[Recorded data]
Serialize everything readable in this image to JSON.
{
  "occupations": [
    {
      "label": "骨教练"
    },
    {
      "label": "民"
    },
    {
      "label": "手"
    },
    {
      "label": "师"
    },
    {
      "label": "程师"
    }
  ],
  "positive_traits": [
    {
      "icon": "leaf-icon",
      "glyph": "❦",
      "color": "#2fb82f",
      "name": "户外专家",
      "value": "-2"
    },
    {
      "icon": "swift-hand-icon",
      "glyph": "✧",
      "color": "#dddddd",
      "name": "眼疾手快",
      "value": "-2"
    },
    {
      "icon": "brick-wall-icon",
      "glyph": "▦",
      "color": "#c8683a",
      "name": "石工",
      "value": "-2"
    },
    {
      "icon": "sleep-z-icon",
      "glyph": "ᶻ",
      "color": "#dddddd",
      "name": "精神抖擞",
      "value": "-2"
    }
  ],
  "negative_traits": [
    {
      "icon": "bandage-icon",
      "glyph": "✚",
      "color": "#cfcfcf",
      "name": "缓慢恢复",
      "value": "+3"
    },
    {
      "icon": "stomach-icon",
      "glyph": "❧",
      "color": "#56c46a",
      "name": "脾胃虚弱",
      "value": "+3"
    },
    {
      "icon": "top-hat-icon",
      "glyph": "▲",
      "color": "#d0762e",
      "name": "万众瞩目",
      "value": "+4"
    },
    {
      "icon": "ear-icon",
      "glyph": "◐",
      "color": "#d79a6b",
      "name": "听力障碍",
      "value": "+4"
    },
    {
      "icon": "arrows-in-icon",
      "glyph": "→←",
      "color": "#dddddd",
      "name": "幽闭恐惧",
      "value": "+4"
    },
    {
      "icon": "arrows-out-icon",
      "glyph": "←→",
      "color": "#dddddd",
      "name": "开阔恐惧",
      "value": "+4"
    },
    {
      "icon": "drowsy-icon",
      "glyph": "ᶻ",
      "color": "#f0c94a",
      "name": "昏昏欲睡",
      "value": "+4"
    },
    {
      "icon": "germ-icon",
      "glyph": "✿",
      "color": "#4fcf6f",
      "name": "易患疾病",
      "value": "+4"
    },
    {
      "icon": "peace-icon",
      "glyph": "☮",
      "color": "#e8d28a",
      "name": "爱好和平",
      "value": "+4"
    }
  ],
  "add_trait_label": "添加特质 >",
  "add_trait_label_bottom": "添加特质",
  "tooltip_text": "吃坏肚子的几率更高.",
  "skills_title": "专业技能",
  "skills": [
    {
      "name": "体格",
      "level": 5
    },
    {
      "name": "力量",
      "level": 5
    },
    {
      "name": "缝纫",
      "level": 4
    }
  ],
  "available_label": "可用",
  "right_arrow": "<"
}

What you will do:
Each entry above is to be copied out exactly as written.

Output of the task:
Serialize everything readable in this image to JSON.
{
  "occupations": [
    {
      "label": "骨教练"
    },
    {
      "label": "民"
    },
    {
      "label": "手"
    },
    {
      "label": "师"
    },
    {
      "label": "程师"
    }
  ],
  "positive_traits": [
    {
      "icon": "leaf-icon",
      "glyph": "❦",
      "color": "#2fb82f",
      "name": "户外专家",
      "value": "-2"
    },
    {
      "icon": "swift-hand-icon",
      "glyph": "✧",
      "color": "#dddddd",
      "name": "眼疾手快",
      "value": "-2"
    },
    {
      "icon": "brick-wall-icon",
      "glyph": "▦",
      "color": "#c8683a",
      "name": "石工",
      "value": "-2"
    },
    {
      "icon": "sleep-z-icon",
      "glyph": "ᶻ",
      "color": "#dddddd",
      "name": "精神抖擞",
      "value": "-2"
    }
  ],
  "negative_traits": [
    {
      "icon": "bandage-icon",
      "glyph": "✚",
      "color": "#cfcfcf",
      "name": "缓慢恢复",
      "value": "+3"
    },
    {
      "icon": "stomach-icon",
      "glyph": "❧",
      "color": "#56c46a",
      "name": "脾胃虚弱",
      "value": "+3"
    },
    {
      "icon": "top-hat-icon",
      "glyph": "▲",
      "color": "#d0762e",
      "name": "万众瞩目",
      "value": "+4"
    },
    {
      "icon": "ear-icon",
      "glyph": "◐",
      "color": "#d79a6b",
      "name": "听力障碍",
      "value": "+4"
    },
    {
      "icon": "arrows-in-icon",
      "glyph": "→←",
      "color": "#dddddd",
      "name": "幽闭恐惧",
      "value": "+4"
    },
    {
      "icon": "arrows-out-icon",
      "glyph": "←→",
      "color": "#dddddd",
      "name": "开阔恐惧",
      "value": "+4"
    },
    {
      "icon": "drowsy-icon",
      "glyph": "ᶻ",
      "color": "#f0c94a",
      "name": "昏昏欲睡",
      "value": "+4"
    },
    {
      "icon": "germ-icon",
      "glyph": "✿",
      "color": "#4fcf6f",
      "name": "易患疾病",
      "value": "+4"
    },
    {
      "icon": "peace-icon",
      "glyph": "☮",
      "color": "#e8d28a",
      "name": "爱好和平",
      "value": "+4"
    }
  ],
  "add_trait_label": "添加特质 >",
  "add_trait_label_bottom": "添加特质",
  "tooltip_text": "吃坏肚子的几率更高.",
  "skills_title": "专业技能",
  "skills": [
    {
      "name": "体格",
      "level": 5
    },
    {
      "name": "力量",
      "level": 5
    },
    {
      "name": "缝纫",
      "level": 4
    }
  ],
  "available_label": "可用",
  "right_arrow": "<"
}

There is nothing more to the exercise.